WASHINGTON — The Senate approved President Obama's plan to train and equip moderate Syrian rebels on Thursday, giving final congressional approval to the strategy and capping a brief debate that sets the stage for broader discussions after the midterm elections over how to counter the growing threat of the Islamic State terrorists.
Senators voted 78-22 to approve the strategy as part of a measure meant to keep the federal government operating through mid-December. Support was made from 45 Democrats and 33 Republicans, while 10 members of the Senate Democratic caucus and 12 Republicans voted against the bill.
The vote was not a pure reflection of support for Obama's plan. Some Republicans opposed it because the bill sets federal spending too high, but other Republicans and Democrats were opposed because of concerns about plans to vet potential Syrian rebel groups.
“My default is always to support this president on foreign policy, this is just one area where I'm in disagreement,” Sen. Christopher Murphy, D-Conn., said before the vote.
Sen. Rand Paul, R-Ky., a potential presidential candidate, was opposed and used a combative floor speech to blast Obama and congressional colleagues for not holding a fuller war debate before the elections.

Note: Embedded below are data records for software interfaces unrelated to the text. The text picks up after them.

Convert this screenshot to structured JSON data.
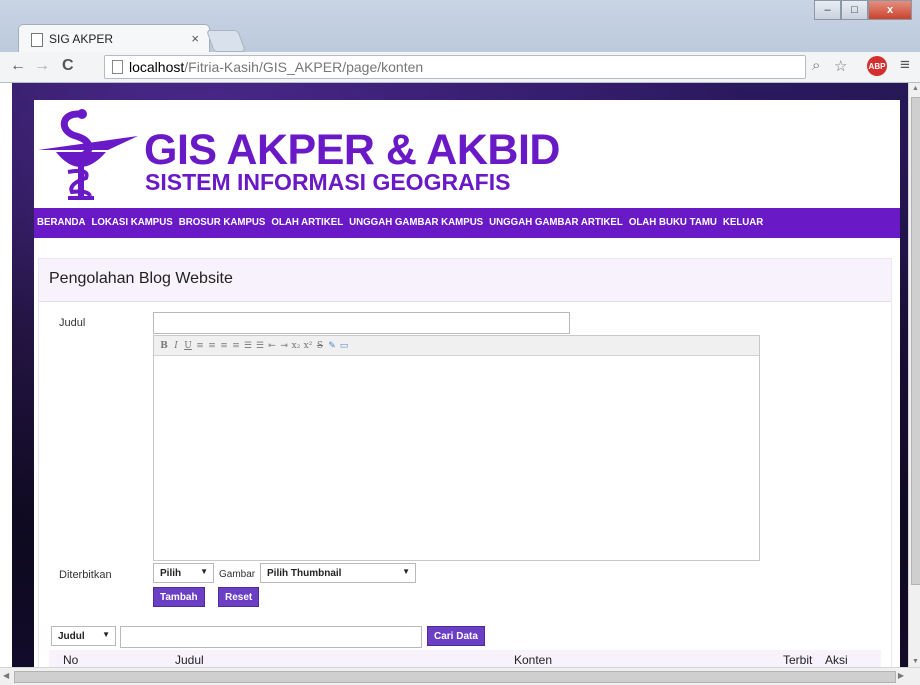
{
  "browser": {
    "tab_title": "SIG AKPER",
    "tab_close": "×",
    "url_host": "localhost",
    "url_path": "/Fitria-Kasih/GIS_AKPER/page/konten",
    "abp_label": "ABP",
    "window_buttons": {
      "minimize": "–",
      "maximize": "□",
      "close": "x"
    },
    "nav": {
      "back": "←",
      "forward": "→",
      "reload": "C"
    },
    "tools": {
      "zoom": "⌕",
      "star": "☆",
      "menu": "≡"
    }
  },
  "site": {
    "title": "GIS AKPER & AKBID",
    "subtitle": "SISTEM INFORMASI GEOGRAFIS",
    "brand_color": "#6a19c7"
  },
  "menu": [
    {
      "label": "BERANDA"
    },
    {
      "label": "LOKASI KAMPUS"
    },
    {
      "label": "BROSUR KAMPUS"
    },
    {
      "label": "OLAH ARTIKEL"
    },
    {
      "label": "UNGGAH GAMBAR KAMPUS"
    },
    {
      "label": "UNGGAH GAMBAR ARTIKEL"
    },
    {
      "label": "OLAH BUKU TAMU"
    },
    {
      "label": "KELUAR"
    }
  ],
  "panel": {
    "title": "Pengolahan Blog Website",
    "form": {
      "judul_label": "Judul",
      "judul_value": "",
      "diterbitkan_label": "Diterbitkan",
      "diterbitkan_value": "Pilih",
      "gambar_label": "Gambar",
      "gambar_value": "Pilih Thumbnail",
      "tambah_label": "Tambah",
      "reset_label": "Reset"
    },
    "editor_toolbar": [
      "B",
      "I",
      "U",
      "≡",
      "≡",
      "≡",
      "≡",
      "☰",
      "☰",
      "⇤",
      "⇥",
      "x₂",
      "x²",
      "S",
      "✎",
      "▭"
    ],
    "search": {
      "field_value": "Judul",
      "query_value": "",
      "button_label": "Cari Data"
    },
    "table_headers": [
      "No",
      "Judul",
      "Konten",
      "Terbit",
      "Aksi"
    ]
  }
}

“The people in this body are petrified — not of ISIS — but of the American voter. They're afraid to come forward and vote on war now,” Paul said.
“I want to thank leaders of Congress for the speed and seriousness with which they approached this issue,” Obama said after the vote, noting that “a majority of Democrats and Republicans in the House and the Senate” had voted to train and equip the rebels. “We are strongest as a nation when the president and Congress work together.”
The House and Senate planned to adjourn on Thursday night, capping a brief two-week congressional session held primarily to ensure the federal government won't shut down when the new fiscal year begins Oct. 1. Neither chamber is scheduled to reconvene until after Election Day.
Meanwhile, Democrats remain divided over the debate this fall on setting the terms of war against the Islamic State, despite the unified support of their leadership for Obama's initial request for training pro-Western rebels.
Rank-and-file Democrats in the House and Senate say they are looking forward to a broad war powers debate in the lame-duck session after the Nov. 4 midterm elections, echoing similar comments from most Republicans.
But Democratic leaders are divided over that issue, with Senate Majority Leader Harry M. Reid, D-Nev., and House Minority Leader Nancy Pelosi, D-Calif., among those counseling patience and, for now, a more narrow debate.
The scope of debate is important because many Democrats supporting the initial authorization request suggested their yes votes were based on the premise of holding a bigger debate on the parameters of war later this year.
Some Democrats opposed to deeper military intervention said their colleagues had been duped into believing a big war debate was coming.
“That's the illusion,” said Rep. Peter Welch, D-Vt., one of 85 House Democrats who opposed the president's request. “This was the vote.”
Welch, like many other Democrats, is skeptical that America will ever be able to identify trustworthy partners on the ground in Syria.
“You're going to have a bunch of white guys vetting these people over in Syria. Our confidence abounds, but that's tough,” Welch said.